I’m certainly not put off Clarke’s writing style, but will have to find some of his books better than this one to become a real fan.

This machine nearly stopped

Sunday, 14 February 2010

(Our router reset itself this evening, and had it taken too much longer to sort out, I mightn’t have got a blog post in tonight, which would have put me out of NaBloPoMo again. However, here I still am, for now!)

More from 2009:

69. The Machine Stops by E. M. Forster

I had a bit of déjà vu listening to this, so it is possible I had previously read or heard this, but if so it was a long time ago. I don’t think of Forster as a science fiction author, being more familiar with A Room with a View and his other turn of the (nineteenth) century novels. This is a well-plotted and thought out sci-fi story, however, and I may have to seek any more such of his. It warns of the dangers of becoming so dependent on machine interventions with the world that we lose the point in life, and is a timely occasional reminder!

Addictive Books…

Thursday, 12 November 2009

I actually have some new stash and crocheting I should show you, but I’m too tired to take and upload the pictures now, so I’ll just discuss the next book on the list.

56. Dune by Frank Herbert

This was another recommendation from my DH‘s library, and I enjoyed it, for the most part.
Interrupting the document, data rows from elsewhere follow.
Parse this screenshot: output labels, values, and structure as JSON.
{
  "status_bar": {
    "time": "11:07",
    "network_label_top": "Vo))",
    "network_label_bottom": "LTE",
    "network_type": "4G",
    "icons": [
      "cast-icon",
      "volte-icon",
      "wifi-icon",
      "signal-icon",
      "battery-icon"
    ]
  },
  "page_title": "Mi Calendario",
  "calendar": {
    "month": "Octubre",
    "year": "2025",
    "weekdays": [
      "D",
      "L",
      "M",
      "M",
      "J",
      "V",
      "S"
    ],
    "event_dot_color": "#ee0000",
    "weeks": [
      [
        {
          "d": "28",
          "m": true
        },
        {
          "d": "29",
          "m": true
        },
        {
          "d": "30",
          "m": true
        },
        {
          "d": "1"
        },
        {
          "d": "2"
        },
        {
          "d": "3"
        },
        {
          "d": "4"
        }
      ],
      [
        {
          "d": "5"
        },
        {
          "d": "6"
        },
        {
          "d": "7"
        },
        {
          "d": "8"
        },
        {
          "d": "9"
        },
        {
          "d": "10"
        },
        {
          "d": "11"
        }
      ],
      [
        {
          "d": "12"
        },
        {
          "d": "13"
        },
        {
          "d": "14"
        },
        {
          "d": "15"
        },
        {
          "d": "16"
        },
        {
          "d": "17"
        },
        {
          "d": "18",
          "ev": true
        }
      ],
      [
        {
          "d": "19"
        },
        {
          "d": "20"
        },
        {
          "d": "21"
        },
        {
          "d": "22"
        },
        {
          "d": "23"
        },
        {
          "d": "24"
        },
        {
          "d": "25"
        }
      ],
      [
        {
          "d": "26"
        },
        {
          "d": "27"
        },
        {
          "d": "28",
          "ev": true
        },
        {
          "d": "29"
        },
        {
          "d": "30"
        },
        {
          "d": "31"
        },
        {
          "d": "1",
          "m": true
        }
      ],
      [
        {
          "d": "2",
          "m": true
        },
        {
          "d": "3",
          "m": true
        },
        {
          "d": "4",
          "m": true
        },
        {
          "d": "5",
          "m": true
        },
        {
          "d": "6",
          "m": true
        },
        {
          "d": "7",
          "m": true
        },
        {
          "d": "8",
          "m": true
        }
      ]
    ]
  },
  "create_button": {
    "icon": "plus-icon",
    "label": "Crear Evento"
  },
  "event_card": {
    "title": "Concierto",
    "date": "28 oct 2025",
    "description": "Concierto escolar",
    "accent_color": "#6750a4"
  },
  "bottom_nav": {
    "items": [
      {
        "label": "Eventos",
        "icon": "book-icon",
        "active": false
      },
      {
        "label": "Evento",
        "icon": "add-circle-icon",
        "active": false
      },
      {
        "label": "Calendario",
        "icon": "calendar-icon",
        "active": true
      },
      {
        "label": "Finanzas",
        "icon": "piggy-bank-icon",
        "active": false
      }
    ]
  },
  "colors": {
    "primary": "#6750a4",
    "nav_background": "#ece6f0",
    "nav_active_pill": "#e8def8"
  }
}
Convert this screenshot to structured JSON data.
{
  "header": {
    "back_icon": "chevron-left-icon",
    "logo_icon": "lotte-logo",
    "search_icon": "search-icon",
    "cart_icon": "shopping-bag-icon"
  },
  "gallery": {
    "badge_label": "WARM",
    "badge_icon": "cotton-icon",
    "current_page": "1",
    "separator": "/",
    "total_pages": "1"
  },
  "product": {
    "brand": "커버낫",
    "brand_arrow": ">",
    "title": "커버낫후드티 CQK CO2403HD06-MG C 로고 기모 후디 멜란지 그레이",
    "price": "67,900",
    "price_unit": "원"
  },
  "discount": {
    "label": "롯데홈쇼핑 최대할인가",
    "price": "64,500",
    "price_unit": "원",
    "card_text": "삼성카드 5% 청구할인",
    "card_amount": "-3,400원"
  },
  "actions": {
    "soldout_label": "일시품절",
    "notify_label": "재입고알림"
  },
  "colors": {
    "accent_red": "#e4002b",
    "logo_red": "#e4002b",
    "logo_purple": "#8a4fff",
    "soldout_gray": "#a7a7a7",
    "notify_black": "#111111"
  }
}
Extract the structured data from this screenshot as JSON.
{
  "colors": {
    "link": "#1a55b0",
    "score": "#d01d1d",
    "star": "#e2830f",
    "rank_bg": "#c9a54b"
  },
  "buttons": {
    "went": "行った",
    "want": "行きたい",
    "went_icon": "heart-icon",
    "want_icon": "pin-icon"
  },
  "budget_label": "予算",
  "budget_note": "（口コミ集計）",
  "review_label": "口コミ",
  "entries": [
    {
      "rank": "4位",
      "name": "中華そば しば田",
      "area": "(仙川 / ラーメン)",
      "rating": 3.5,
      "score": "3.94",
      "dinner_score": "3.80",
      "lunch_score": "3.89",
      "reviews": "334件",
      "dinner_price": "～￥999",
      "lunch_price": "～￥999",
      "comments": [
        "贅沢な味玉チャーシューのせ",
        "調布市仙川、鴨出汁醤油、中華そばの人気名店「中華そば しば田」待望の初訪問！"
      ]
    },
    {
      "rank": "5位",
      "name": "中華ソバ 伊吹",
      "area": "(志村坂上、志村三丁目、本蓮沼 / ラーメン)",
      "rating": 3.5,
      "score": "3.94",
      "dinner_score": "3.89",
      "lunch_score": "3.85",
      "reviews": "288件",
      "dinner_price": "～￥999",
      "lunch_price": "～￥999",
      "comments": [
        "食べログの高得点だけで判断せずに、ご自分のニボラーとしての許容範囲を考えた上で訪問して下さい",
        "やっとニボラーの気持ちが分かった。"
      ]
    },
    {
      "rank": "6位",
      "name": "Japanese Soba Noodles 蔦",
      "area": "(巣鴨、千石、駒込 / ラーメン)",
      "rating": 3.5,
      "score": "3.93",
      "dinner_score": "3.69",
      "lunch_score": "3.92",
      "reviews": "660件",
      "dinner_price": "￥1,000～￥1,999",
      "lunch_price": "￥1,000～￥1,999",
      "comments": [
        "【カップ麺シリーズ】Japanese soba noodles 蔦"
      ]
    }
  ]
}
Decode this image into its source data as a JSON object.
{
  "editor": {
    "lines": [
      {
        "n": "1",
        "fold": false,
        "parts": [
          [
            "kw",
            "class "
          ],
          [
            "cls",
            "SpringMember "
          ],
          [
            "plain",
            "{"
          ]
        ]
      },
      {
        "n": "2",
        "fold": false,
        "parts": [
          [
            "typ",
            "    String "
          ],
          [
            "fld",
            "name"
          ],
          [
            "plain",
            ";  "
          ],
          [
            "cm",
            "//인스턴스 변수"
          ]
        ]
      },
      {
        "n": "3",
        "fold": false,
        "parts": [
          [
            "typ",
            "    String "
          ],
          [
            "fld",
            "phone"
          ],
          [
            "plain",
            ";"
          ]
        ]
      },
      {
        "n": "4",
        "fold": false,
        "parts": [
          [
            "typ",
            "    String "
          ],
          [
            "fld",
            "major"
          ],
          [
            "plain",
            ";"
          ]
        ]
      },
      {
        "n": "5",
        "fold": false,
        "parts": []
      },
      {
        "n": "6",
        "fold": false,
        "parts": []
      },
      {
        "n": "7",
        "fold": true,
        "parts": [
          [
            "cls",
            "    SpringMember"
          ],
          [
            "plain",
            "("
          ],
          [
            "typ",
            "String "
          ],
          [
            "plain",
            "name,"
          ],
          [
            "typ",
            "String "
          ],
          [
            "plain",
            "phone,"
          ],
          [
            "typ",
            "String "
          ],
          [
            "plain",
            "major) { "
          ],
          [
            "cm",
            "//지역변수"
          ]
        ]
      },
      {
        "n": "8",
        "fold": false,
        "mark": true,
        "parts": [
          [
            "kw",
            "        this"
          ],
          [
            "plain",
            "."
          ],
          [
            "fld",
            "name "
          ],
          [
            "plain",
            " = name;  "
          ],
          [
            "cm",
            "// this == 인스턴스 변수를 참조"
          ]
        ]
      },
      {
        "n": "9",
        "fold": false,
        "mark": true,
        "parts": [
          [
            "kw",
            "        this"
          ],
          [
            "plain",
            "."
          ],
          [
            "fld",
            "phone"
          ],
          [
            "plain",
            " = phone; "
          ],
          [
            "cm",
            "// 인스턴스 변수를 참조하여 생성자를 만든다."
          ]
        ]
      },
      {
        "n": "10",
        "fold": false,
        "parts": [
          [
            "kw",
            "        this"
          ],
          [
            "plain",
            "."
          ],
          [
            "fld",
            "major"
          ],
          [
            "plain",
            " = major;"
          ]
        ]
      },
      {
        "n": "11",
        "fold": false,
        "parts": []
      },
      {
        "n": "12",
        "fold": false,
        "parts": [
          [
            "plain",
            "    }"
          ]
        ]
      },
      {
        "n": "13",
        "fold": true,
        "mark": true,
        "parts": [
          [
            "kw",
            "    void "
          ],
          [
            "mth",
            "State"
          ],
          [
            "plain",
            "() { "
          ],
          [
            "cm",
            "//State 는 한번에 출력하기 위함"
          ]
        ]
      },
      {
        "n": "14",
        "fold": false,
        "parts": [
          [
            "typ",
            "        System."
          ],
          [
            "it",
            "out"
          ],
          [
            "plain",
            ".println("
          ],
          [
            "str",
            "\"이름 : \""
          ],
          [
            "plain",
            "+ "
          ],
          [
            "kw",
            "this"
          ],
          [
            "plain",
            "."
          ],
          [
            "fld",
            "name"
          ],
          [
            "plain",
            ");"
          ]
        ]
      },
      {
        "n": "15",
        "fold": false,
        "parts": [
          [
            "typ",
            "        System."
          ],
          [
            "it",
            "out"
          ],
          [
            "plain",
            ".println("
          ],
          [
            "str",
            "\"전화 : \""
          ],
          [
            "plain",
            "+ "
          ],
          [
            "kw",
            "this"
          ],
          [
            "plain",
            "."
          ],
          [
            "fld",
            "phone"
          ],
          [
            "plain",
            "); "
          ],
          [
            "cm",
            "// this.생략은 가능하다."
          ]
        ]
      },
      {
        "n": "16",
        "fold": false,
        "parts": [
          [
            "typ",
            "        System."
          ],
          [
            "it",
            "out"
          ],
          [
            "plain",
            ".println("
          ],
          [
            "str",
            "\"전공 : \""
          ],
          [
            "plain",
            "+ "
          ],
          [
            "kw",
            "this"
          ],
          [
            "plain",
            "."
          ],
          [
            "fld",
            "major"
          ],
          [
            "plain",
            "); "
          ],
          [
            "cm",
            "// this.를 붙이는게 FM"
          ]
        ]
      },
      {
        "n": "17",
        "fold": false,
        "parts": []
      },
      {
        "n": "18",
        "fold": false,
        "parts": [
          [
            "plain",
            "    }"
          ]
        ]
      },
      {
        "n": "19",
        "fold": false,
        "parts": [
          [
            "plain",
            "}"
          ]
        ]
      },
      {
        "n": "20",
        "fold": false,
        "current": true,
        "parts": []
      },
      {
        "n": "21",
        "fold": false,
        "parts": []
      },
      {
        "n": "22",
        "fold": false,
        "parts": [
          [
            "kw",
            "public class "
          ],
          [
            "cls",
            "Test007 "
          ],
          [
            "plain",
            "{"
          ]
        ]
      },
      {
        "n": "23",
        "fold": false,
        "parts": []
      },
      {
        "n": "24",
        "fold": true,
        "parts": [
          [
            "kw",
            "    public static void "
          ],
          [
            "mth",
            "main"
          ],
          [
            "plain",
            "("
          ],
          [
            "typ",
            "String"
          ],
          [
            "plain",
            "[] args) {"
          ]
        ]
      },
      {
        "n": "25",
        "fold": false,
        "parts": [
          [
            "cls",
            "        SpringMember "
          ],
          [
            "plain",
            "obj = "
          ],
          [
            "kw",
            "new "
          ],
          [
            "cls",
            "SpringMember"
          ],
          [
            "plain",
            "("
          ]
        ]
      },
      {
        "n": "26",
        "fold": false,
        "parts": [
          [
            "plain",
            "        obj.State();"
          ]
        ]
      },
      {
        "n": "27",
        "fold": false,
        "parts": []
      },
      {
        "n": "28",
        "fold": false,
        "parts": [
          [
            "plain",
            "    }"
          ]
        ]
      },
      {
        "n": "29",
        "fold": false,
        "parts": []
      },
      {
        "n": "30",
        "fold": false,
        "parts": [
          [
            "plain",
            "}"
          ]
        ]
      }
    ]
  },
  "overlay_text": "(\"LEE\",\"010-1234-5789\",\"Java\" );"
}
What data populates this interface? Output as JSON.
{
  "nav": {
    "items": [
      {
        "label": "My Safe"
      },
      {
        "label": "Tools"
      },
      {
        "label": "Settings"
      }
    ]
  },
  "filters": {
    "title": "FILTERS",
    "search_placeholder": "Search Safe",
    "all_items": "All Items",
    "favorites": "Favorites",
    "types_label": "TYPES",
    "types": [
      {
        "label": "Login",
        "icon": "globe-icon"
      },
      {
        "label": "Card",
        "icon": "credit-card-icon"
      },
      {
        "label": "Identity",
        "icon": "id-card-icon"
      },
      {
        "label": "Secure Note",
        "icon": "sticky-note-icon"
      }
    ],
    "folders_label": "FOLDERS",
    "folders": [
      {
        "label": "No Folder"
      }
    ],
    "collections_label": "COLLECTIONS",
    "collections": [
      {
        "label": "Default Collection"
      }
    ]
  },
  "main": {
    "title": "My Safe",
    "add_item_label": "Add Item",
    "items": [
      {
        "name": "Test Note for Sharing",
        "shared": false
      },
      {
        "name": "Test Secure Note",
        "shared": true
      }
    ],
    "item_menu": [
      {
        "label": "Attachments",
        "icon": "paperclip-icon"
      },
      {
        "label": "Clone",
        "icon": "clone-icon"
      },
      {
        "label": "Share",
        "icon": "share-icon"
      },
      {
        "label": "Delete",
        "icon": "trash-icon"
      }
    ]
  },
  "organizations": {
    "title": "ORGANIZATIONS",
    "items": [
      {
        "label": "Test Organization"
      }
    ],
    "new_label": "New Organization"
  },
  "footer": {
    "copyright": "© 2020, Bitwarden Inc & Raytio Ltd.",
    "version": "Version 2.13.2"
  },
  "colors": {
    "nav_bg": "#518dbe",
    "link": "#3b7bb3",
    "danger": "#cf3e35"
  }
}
I had a few quibbles (especially the wrapping up in the last page and a half – and I mean that literally – it should either have been longer or left out) but for the most part it’s well put together, even though the three parts to the novel could hang together better. The addictive Spice of Dune is what inspired the post title.

Fuzziness

Sunday, 8 November 2009

And so to my first forays into my husband’s library (which is great, but I’m still looking forward to the rest of my books arriving)! He does have lots of classic science fiction I haven’t come across before, however…

53. Little Fuzzy by H. Beam Piper
54. Fuzzy Sapiens by H. Beam Piper
55. Fuzzies and Other People by H. Beam Piper

I’ve been dithering between writing about these individually or together, but seem to have chosen to do them together. Even just two months after reading them altogether it becomes difficult to necessarily be distinct about exactly what happens in each novel. (The whole series covers only a few months.)

Still, I really enjoyed the complete story. Yes, there are a lot of attitudes and practices that are decidedly dated and uncomfortable these days (let alone however many millennia into the future the series is supposed to be set), but it’s of the time it was written (the 1960s, although the third book was lost on Piper’s death, and not found and published until 1984, by which time other authors had written some versions of their own – William Tuning‘s Fuzzy Bones is coming up on the list shortly) and there is recognition that some of these attitudes could and/or should be challenged, even if it isn’t prioritised within the series.

By the end of the series several of the Fuzzies themselves have rounded characters, as do many of the humans who are stereotypes and ciphers in the first volume. The potential of all the people of Zarathrustra (the planet where these books are set) has been challenged to develop both technologically/educationally (the Fuzzies) and morally/socially (the humans). While all the women who marry give up the (often prestigious) jobs they held before they married, they do at least move into expert posts alongside their husbands (luckily the Fuzzy bureau and research divisions have plenty of openings). Certainly the treatment of the Fuzzies as children to be adopted and continuously looked after should be no model for any real human behaviour.

In a way, this is television morality. Huge issues are raised, and sometimes trite solutions are given, which if you give it too much thought are not satisfactory, but all that could be expected (perhaps) in an hour, or 150 pages. It is up to us to not only enjoy the story and its wrap up, but to consider the real issues as they apply to our world, and ensure that the best solutions are put into practice, despite their necessary complexity.

(Well, this should go out at 11:35pm, which is a little closer than I’d like for NaBloPoMo posting, but counts. I’ll go by the time of this initial posting however, rather than when I finish any later tinkering with links or typos!)